■ **Data extract**:

-----

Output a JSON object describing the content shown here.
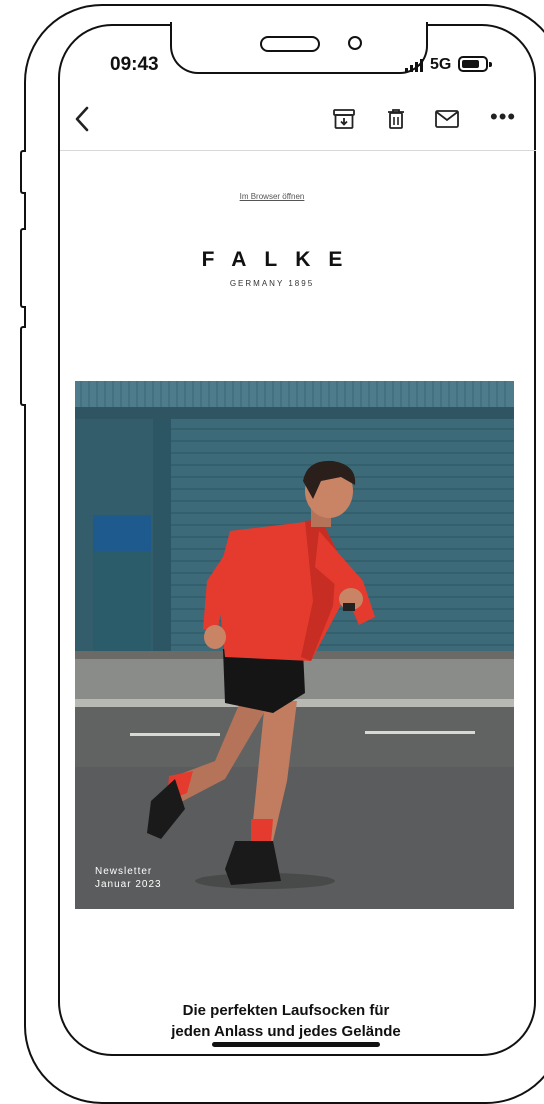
{
  "status_bar": {
    "time": "09:43",
    "network": "5G"
  },
  "toolbar": {
    "back_icon": "chevron-left-icon",
    "actions": [
      "archive-icon",
      "trash-icon",
      "envelope-icon",
      "more-icon"
    ],
    "more_label": "•••"
  },
  "email": {
    "open_in_browser": "Im Browser öffnen",
    "brand": "FALKE",
    "brand_sub": "GERMANY 1895",
    "hero": {
      "caption_line1": "Newsletter",
      "caption_line2": "Januar 2023"
    },
    "headline_line1": "Die perfekten Laufsocken für",
    "headline_line2": "jeden Anlass und jedes Gelände"
  },
  "colors": {
    "accent_red": "#e53b2e",
    "shutter_teal": "#3d6a78",
    "asphalt": "#5a5c5d"
  }
}
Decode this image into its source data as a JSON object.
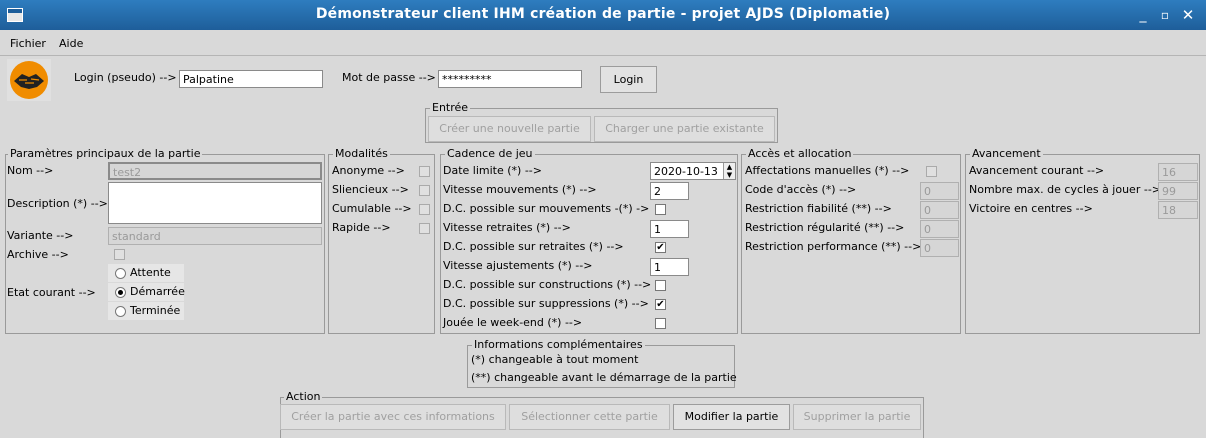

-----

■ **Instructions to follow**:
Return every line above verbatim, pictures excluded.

■ **Your response**:
Output a JSON object describing the content shown here.
{
  "status_bar": {
    "time": "09:43",
    "network": "5G"
  },
  "toolbar": {
    "back_icon": "chevron-left-icon",
    "actions": [
      "archive-icon",
      "trash-icon",
      "envelope-icon",
      "more-icon"
    ],
    "more_label": "•••"
  },
  "email": {
    "open_in_browser": "Im Browser öffnen",
    "brand": "FALKE",
    "brand_sub": "GERMANY 1895",
    "hero": {
      "caption_line1": "Newsletter",
      "caption_line2": "Januar 2023"
    },
    "headline_line1": "Die perfekten Laufsocken für",
    "headline_line2": "jeden Anlass und jedes Gelände"
  },
  "colors": {
    "accent_red": "#e53b2e",
    "shutter_teal": "#3d6a78",
    "asphalt": "#5a5c5d"
  }
}
Decode this image into its source data as a JSON object.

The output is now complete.